The pair were not on speaking terms when Paul was kidnapped, leaving it to the boy’s mother Gail to reach out to the family patriarch for help.
When the demand for $17million arrived it was accompanied by a note penned by Paul pleading: “Don’t let me be killed. If you delay it is very dangerous for me. I love you.”
It seemed a small sum to ask of Getty – less than his company made in profits in a single day during the 1973 oil crisis when shortages sent prices soaring.
Paul being interviewed following the arrest of men responsible for his kidnapping
“The money’s there,” says Scarpa.
“The entire problem exists in the head of one man.”

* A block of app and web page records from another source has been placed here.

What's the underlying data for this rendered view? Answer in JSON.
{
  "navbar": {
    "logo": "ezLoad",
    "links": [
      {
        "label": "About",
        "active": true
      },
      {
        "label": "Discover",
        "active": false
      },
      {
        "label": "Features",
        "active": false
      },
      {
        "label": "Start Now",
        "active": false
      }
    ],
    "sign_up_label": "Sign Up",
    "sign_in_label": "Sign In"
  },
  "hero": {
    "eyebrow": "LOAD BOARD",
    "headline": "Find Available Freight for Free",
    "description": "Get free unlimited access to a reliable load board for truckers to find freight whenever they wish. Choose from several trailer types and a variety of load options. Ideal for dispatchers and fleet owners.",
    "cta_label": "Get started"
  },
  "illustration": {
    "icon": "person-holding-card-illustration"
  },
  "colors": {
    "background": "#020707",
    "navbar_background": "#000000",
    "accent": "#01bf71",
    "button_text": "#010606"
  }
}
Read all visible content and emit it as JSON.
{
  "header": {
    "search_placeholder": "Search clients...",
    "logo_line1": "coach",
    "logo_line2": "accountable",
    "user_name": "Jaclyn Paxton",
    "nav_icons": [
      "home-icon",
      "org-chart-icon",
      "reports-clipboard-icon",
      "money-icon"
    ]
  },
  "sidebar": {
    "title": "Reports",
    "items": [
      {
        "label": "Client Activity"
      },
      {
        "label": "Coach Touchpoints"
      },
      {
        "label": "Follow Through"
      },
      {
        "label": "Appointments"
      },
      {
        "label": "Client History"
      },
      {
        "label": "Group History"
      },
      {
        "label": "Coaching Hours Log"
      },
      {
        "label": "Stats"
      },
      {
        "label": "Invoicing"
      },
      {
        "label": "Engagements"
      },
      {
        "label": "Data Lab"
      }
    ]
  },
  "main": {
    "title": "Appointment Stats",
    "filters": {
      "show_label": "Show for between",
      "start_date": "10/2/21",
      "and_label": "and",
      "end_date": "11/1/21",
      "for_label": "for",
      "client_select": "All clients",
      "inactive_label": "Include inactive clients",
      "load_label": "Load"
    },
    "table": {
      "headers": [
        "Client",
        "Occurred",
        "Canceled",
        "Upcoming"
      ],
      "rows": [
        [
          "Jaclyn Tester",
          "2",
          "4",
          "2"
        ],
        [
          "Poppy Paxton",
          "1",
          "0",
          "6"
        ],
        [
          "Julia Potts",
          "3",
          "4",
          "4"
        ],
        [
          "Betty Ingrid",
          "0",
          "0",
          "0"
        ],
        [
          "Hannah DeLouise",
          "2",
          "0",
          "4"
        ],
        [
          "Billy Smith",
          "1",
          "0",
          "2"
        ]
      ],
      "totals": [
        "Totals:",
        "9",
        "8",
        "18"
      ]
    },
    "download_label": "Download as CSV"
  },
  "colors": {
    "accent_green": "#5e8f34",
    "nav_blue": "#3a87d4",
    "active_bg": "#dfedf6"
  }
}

Gail repeatedly phoned Getty but the billionaire refused to take her calls – perhaps because he really did believe that Paul had staged his own disappearance.
The kidnappers, who expected their demands to be met swiftly, were baffled by Getty’s refusal to pay.
“Who is this so-called grandfather?” said one exasperated kidnapper known as Cinquanta in one of his fraught phone calls to Gail.
Paul Getty at a party hosted by Andy Warhol in June 1976
“How can he leave his own flesh and blood in the plight that your poor son is in?
“Here is the richest man in America and you tell me he refuses to find just 10 miliardi for his grandson’s safety? Signora, you take me for a fool.”
As the stalemate dragged on his kidnappers grew restless. Several sold their stake in his ransom as if Paul was a commodity to be traded and more violent gangsters took over.
Paul was brutalised, with his captors holding a gun to his head and playing Russian roulette.
One morning the kidnappers gave him a few swigs of brandy, swabbed his head with alcohol and savagely sliced off his right ear with a cutthroat razor.
When Jean Paul Getty died in 1976, he left his son John just $500, and left his grandson nothing
They sent it by mail to a local newspaper but – in typical Italian fashion – it arrived three weeks late after being delayed by a postal strike.
“This is Paul’s ear,” read the accompanying note.
“If we don’t get some money within 10 days then the other ear will arrive. In other words he will arrive in little bits.”
Getty finally agreed to help – not by paying the ransom but by sending a former CIA agent to track down his missing grandson, a mission that ended in abject failure.
It took a US embassy staffer in Rome finally to contact the kidnappers and negotiate a reduction in the ransom to a bargain basement $3.2million. Yet still Getty refused to pay.
Paul was ultimately saved by a tax loophole: Getty’s business advisers found that he could deduct $2.2million of the ransom from his taxes.
The oil magnate agreed to loan the remaining $1million ransom to his son John to be repaid at four per cent annual interest.
“He was a genius at business but an illiterate with respect to intimacy and family,” said biographer Robert Lenzner.
With the discount ransom paid, Paul was released, weak and seriously ill, fleeing in a rainstorm to a police station.
When he phoned his grandfather to thank him for paying the ransom, Getty famously refused to take Paul’s call.
Paul later became an alcoholic and drug addict, and suffered a stroke after taking an overdose
And Paul struggled to adjust to life after his kidnapping.
“He was more angry about them taking off his ear than he was traumatised by the kid napping,” said his friend, journalist A Craig Copetas.
Paul became an alcoholic and drug addict as he tried to forge an acting career and extend his Warholian 15 minutes of fame.
At 18 he married his girlfriend Martine Zacher, who was by then pregnant with their son Balthazar.
But eight years after his kidnap ordeal Paul took a drug overdose that sparked a massive stroke that left him a partially blind, quadriplegic and unable to speak.
“His mother basically cared for him until he died,” says Scarpa.
After 29 years of being a prisoner in his own body Paul’s misery ended in 2011 at the age of 54.
“He taught us how to live our lives and overcome obstacles and extreme adversity,” said his son, actor Balthazar Getty.
But JP Getty had made his own feelings clear in his will some years earlier.
When the tycoon died in 1976 he left his son John just $500. To his grandson Paul he left nothing.